If there’s ever a time to shake a cocktail with New Orleans lineage, it’s tonight: Mardi Gras. Known in English as Fat Tuesday, it’s the last day before Lent, when Christians begin the penitent season before Easter, and there is no better place to celebrate than in New Orleans.
Trinkets, beads and music and an endless stream of costumed marching groups and float, led by make-believe royalty. Sounds like fun!
So make a big pot of gumbo, jambalaya or red beans and rice (we have recipes at lohud.com/food), and while it’s bubbling on the stove, head to the liquor cabinet. Here are a few suggestions:
Though Pimms No. 1 is a British liqueur, the Pimms Cup is the house drink at Napoleon House in the French Quarter. Here’s how I make it, usually for sipping on the porch on hot summer evenings.
2 ounces Pimm’s No. 1
1/4 ounces fresh lemon juice
Ginger ale or 7UP
Cucumber, orange wheel and mint garnish.
Combine Pimm’s and lemon juice over ice in a high ball glass, top with ginger ale and stir gently. Garnish with a cucumber and an orange wheel. Mint doesn’t hurt, either. A few sprigs to tickle your nose.
The drink got its name from a specialty brand of Cognac, which was its original base, and became the house drink at the Sazerac House. After phylloxera destroyed French grapevines in the 1880s, bartenders switched to whiskey, most particularly rye. Recipe by David Wondrich from Esquire.com.
1 sugar cube
2 1/2 ounces rye whisky
2 dashes Peychaud’s bitters
1 dash Angostura bitters
In an Old-Fashioned glass (not a mixing glass; it’s part of the ritual), muddle a sugar cube with a few drops of water. Add several small ice cubes and the rye whiskey, the Peychaud’s bitters, and the Angostura bitters.
Stir well and strain into a second, chilled, Old-Fashioned glass in which you have rolled around a few drops of absinthe (no substitute really works, but you can try either a mix of Pernod and green Chartreuse, or Absente) until its inside is thoroughly coated, pouring off the excess. Garnish with a twist of lemon peel (some insist that this be squeezed over the drink and discarded).
Use the good stuff, if you can find it: Van Winkle Family Reserve Rye (13 years old), or Sazerac Rye (18 years old).
Anyone who’s ever been to New Orleans has probably had a Hurricane. It’s the house drink at Pat O’s — Pat O’Brien’s, the very well known and popular French Quarter bar.
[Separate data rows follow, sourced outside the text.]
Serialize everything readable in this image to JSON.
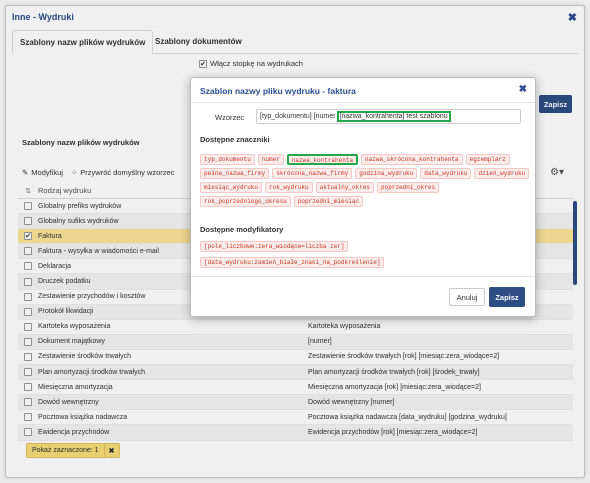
{
  "window": {
    "title": "Inne - Wydruki",
    "close": "✖"
  },
  "tabs": [
    {
      "label": "Szablony nazw plików wydruków"
    },
    {
      "label": "Szablony dokumentów"
    }
  ],
  "footer_checkbox": {
    "label": "Włącz stopkę na wydrukach",
    "checked": true
  },
  "background_save_label": "Zapisz",
  "section_title": "Szablony nazw plików wydruków",
  "toolbar": {
    "modify_label": "Modyfikuj",
    "restore_label": "Przywróć domyślny wzorzec"
  },
  "table": {
    "header": "Rodzaj wydruku",
    "rows": [
      {
        "name": "Globalny prefiks wydruków",
        "pattern": ""
      },
      {
        "name": "Globalny sufiks wydruków",
        "pattern": ""
      },
      {
        "name": "Faktura",
        "pattern": "",
        "checked": true
      },
      {
        "name": "Faktura - wysyłka w wiadomości e-mail",
        "pattern": ""
      },
      {
        "name": "Deklaracja",
        "pattern": ""
      },
      {
        "name": "Druczek podatku",
        "pattern": ""
      },
      {
        "name": "Zestawienie przychodów i kosztów",
        "pattern": ""
      },
      {
        "name": "Protokół likwidacji",
        "pattern": ""
      },
      {
        "name": "Kartoteka wyposażenia",
        "pattern": "Kartoteka wyposażenia"
      },
      {
        "name": "Dokument majątkowy",
        "pattern": "[numer]"
      },
      {
        "name": "Zestawienie środków trwałych",
        "pattern": "Zestawienie środków trwałych [rok] [miesiąc:zera_wiodące=2]"
      },
      {
        "name": "Plan amortyzacji środków trwałych",
        "pattern": "Plan amortyzacji środków trwałych [rok] [środek_trwały]"
      },
      {
        "name": "Miesięczna amortyzacja",
        "pattern": "Miesięczna amortyzacja [rok] [miesiąc:zera_wiodące=2]"
      },
      {
        "name": "Dowód wewnętrzny",
        "pattern": "Dowód wewnętrzny [numer]"
      },
      {
        "name": "Pocztowa książka nadawcza",
        "pattern": "Pocztowa książka nadawcza [data_wydruku] [godzina_wydruku]"
      },
      {
        "name": "Ewidencja przychodów",
        "pattern": "Ewidencja przychodów [rok] [miesiąc:zera_wiodące=2]"
      }
    ]
  },
  "pokaz": {
    "label": "Pokaż zaznaczone: 1",
    "close": "✖"
  },
  "modal": {
    "title": "Szablon nazwy pliku wydruku - faktura",
    "close": "✖",
    "wzorzec_label": "Wzorzec",
    "wzorzec_prefix": "[typ_dokumentu] [numer",
    "wzorzec_highlight": "[nazwa_kontrahenta] test szablonu",
    "tokens_title": "Dostępne znaczniki",
    "tokens": [
      "typ_dokumentu",
      "numer",
      "nazwa_kontrahenta",
      "nazwa_skrócona_kontrahenta",
      "egzemplarz",
      "pełna_nazwa_firmy",
      "skrócona_nazwa_firmy",
      "godzina_wydruku",
      "data_wydruku",
      "dzień_wydruku",
      "miesiąc_wydruku",
      "rok_wydruku",
      "aktualny_okres",
      "poprzedni_okres",
      "rok_poprzedniego_okresu",
      "poprzedni_miesiąc"
    ],
    "highlighted_token": "nazwa_kontrahenta",
    "modifiers_title": "Dostępne modyfikatory",
    "modifiers": [
      "[pole_liczbowe:zera_wiodące=liczba zer]",
      "[data_wydruku:zamień_białe_znaki_na_podkreślenie]"
    ],
    "cancel_label": "Anuluj",
    "save_label": "Zapisz"
  },
  "icons": {
    "modify": "pencil-icon",
    "restore": "spinner-icon",
    "settings": "gears-icon",
    "sort": "sort-icon"
  },
  "colors": {
    "accent": "#2e4d85",
    "title": "#2a4d8f",
    "selected_row": "#fbe49a",
    "highlight_border": "#22a84a",
    "token_text": "#c0392b"
  }
}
This recipe, from the The Ultimate A-to-Z Bar Guide is simple, straightfoward and to the point, with just a little sweetness. It’s very close to the original daiquiri recipe.
1 ounce (2 tablespoons) light rum
1 ounce (2 tablespoons) dark rum
1/2 ounce (1 tablespoon) passion fruit juice
1/2 ounce (1 tablespoon) lime juice
Shake ingredients with cracked ice; strain into a chilled cocktail glass or into a hurricane glass over ice. Variation: add 1 ounce (2 tablespoons) unsweetened pineapple juice.